Dataset rows for apps and sites
"""
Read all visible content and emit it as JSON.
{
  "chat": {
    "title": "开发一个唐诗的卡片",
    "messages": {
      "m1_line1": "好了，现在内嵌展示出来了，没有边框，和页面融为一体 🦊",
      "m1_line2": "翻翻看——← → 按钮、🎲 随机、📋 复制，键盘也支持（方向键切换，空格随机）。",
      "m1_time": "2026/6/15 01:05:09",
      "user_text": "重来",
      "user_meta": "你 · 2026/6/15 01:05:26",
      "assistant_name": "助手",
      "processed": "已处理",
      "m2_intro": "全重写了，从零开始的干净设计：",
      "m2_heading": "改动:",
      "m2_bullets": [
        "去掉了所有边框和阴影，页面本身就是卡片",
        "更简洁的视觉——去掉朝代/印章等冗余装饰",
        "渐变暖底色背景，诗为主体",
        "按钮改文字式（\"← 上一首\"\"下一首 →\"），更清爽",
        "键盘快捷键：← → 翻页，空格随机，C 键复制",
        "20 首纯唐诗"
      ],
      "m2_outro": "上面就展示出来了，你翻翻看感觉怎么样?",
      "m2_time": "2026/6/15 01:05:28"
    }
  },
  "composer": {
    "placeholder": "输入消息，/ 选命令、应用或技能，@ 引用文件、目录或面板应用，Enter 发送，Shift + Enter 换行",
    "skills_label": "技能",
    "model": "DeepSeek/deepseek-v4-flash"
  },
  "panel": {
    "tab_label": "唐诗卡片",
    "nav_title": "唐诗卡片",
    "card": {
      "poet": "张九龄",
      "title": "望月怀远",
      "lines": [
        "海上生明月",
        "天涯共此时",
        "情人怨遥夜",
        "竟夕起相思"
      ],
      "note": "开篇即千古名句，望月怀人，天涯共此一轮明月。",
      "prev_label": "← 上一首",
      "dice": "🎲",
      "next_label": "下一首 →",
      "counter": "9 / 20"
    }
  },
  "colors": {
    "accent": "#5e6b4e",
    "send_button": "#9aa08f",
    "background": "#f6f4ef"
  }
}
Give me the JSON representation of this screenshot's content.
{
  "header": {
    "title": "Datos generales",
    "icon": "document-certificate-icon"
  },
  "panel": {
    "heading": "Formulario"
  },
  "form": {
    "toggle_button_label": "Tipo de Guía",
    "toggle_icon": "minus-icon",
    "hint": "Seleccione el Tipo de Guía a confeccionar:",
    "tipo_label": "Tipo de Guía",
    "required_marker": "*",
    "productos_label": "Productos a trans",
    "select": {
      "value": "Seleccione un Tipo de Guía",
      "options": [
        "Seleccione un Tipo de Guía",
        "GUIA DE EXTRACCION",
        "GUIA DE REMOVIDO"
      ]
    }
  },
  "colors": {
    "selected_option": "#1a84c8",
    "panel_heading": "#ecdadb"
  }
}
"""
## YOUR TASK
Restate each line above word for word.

## RESPONSE AREA
Read all visible content and emit it as JSON.
{
  "chat": {
    "title": "开发一个唐诗的卡片",
    "messages": {
      "m1_line1": "好了，现在内嵌展示出来了，没有边框，和页面融为一体 🦊",
      "m1_line2": "翻翻看——← → 按钮、🎲 随机、📋 复制，键盘也支持（方向键切换，空格随机）。",
      "m1_time": "2026/6/15 01:05:09",
      "user_text": "重来",
      "user_meta": "你 · 2026/6/15 01:05:26",
      "assistant_name": "助手",
      "processed": "已处理",
      "m2_intro": "全重写了，从零开始的干净设计：",
      "m2_heading": "改动:",
      "m2_bullets": [
        "去掉了所有边框和阴影，页面本身就是卡片",
        "更简洁的视觉——去掉朝代/印章等冗余装饰",
        "渐变暖底色背景，诗为主体",
        "按钮改文字式（\"← 上一首\"\"下一首 →\"），更清爽",
        "键盘快捷键：← → 翻页，空格随机，C 键复制",
        "20 首纯唐诗"
      ],
      "m2_outro": "上面就展示出来了，你翻翻看感觉怎么样?",
      "m2_time": "2026/6/15 01:05:28"
    }
  },
  "composer": {
    "placeholder": "输入消息，/ 选命令、应用或技能，@ 引用文件、目录或面板应用，Enter 发送，Shift + Enter 换行",
    "skills_label": "技能",
    "model": "DeepSeek/deepseek-v4-flash"
  },
  "panel": {
    "tab_label": "唐诗卡片",
    "nav_title": "唐诗卡片",
    "card": {
      "poet": "张九龄",
      "title": "望月怀远",
      "lines": [
        "海上生明月",
        "天涯共此时",
        "情人怨遥夜",
        "竟夕起相思"
      ],
      "note": "开篇即千古名句，望月怀人，天涯共此一轮明月。",
      "prev_label": "← 上一首",
      "dice": "🎲",
      "next_label": "下一首 →",
      "counter": "9 / 20"
    }
  },
  "colors": {
    "accent": "#5e6b4e",
    "send_button": "#9aa08f",
    "background": "#f6f4ef"
  }
}
Give me the JSON representation of this screenshot's content.
{
  "header": {
    "title": "Datos generales",
    "icon": "document-certificate-icon"
  },
  "panel": {
    "heading": "Formulario"
  },
  "form": {
    "toggle_button_label": "Tipo de Guía",
    "toggle_icon": "minus-icon",
    "hint": "Seleccione el Tipo de Guía a confeccionar:",
    "tipo_label": "Tipo de Guía",
    "required_marker": "*",
    "productos_label": "Productos a trans",
    "select": {
      "value": "Seleccione un Tipo de Guía",
      "options": [
        "Seleccione un Tipo de Guía",
        "GUIA DE EXTRACCION",
        "GUIA DE REMOVIDO"
      ]
    }
  },
  "colors": {
    "selected_option": "#1a84c8",
    "panel_heading": "#ecdadb"
  }
}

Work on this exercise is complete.